Construction Foremen plan, direct, or budget, usually through subordinate supervisory personnel, activities concerned with the construction and maintenance of structures, facilities, and systems. Construction Foremen need to respond to the actions of other and coordinate activities with them. They also need to pay attention to ongoing situations and monitor them as they develop.
Garden Center Managers plan, organize, direct, and coordinate activities of workers engaged in propagating, cultivating, and harvesting horticultural specialties, such as trees, shrubs, and other plants. Garden Center Managers need to read and understand what has been read. They also need to pay attention to ongoing situations and monitor them as they develop.
Legislators develop laws and statutes at the Federal, State, or local level.
Natural Resources Specialists plan, direct, or coordinate activities in such fields as life sciences, physical sciences, and research and development in these fields. Natural Resources Specialists need to read and understand what has been read. They also need to actively seek out need information and learn from it.
Property Managers plan, direct, or coordinate selling, buying, or governance activities of commercial, industrial, or residential real estate properties. Property Managers need to respond to the actions of other and coordinate activities with them. They also need to manage their own time and the time of others.

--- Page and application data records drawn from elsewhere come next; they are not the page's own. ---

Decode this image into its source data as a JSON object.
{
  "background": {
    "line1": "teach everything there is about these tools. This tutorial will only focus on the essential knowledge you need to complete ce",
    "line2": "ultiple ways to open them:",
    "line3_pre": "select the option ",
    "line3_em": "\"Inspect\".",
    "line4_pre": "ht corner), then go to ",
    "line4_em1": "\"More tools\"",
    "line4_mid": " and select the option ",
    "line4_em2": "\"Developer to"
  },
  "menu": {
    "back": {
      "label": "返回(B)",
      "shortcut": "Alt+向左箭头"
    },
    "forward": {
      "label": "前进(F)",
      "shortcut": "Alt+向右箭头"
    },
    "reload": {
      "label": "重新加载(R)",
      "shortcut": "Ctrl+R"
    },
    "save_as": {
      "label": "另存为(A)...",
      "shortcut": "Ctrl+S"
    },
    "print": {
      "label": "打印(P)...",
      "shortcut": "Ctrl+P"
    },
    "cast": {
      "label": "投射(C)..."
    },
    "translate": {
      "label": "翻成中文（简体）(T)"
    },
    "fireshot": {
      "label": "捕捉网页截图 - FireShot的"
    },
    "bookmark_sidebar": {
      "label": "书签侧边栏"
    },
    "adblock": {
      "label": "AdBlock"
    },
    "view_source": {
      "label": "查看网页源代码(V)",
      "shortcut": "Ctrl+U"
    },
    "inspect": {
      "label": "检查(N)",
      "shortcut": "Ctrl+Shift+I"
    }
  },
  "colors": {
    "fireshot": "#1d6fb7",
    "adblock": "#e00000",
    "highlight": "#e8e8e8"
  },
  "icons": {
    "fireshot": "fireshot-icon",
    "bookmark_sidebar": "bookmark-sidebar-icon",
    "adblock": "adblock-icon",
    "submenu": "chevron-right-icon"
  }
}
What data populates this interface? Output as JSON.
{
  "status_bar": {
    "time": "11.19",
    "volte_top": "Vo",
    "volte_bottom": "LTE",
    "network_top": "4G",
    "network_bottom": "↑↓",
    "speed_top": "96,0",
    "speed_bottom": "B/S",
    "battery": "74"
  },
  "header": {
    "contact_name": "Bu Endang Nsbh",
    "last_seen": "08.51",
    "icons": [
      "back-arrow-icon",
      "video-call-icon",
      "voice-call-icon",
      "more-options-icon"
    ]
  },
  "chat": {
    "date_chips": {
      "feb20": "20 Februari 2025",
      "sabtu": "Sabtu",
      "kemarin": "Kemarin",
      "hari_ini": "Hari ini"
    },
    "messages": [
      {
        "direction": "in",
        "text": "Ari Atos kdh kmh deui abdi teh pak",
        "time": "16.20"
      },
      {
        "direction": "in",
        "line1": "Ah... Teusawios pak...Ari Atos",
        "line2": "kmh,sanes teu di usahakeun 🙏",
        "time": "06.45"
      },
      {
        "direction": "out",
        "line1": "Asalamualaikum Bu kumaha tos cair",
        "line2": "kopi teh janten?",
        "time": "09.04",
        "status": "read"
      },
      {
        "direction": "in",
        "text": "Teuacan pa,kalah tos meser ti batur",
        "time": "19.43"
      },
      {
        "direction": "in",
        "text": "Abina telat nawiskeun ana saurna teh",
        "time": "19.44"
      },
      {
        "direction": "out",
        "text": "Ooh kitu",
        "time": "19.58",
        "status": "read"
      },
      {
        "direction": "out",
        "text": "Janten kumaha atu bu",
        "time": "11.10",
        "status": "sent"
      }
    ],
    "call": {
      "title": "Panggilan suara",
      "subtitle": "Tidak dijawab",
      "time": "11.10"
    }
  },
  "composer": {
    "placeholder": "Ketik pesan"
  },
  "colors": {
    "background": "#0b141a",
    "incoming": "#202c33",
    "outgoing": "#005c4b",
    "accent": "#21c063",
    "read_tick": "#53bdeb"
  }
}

Social Service Coordinators plan, organize, or coordinate the activities of a social service program or community outreach organization. Social Service Coordinators need to note the reactions and responses of others in both work and social situations. They also need to listen well to others and take in their information and issues.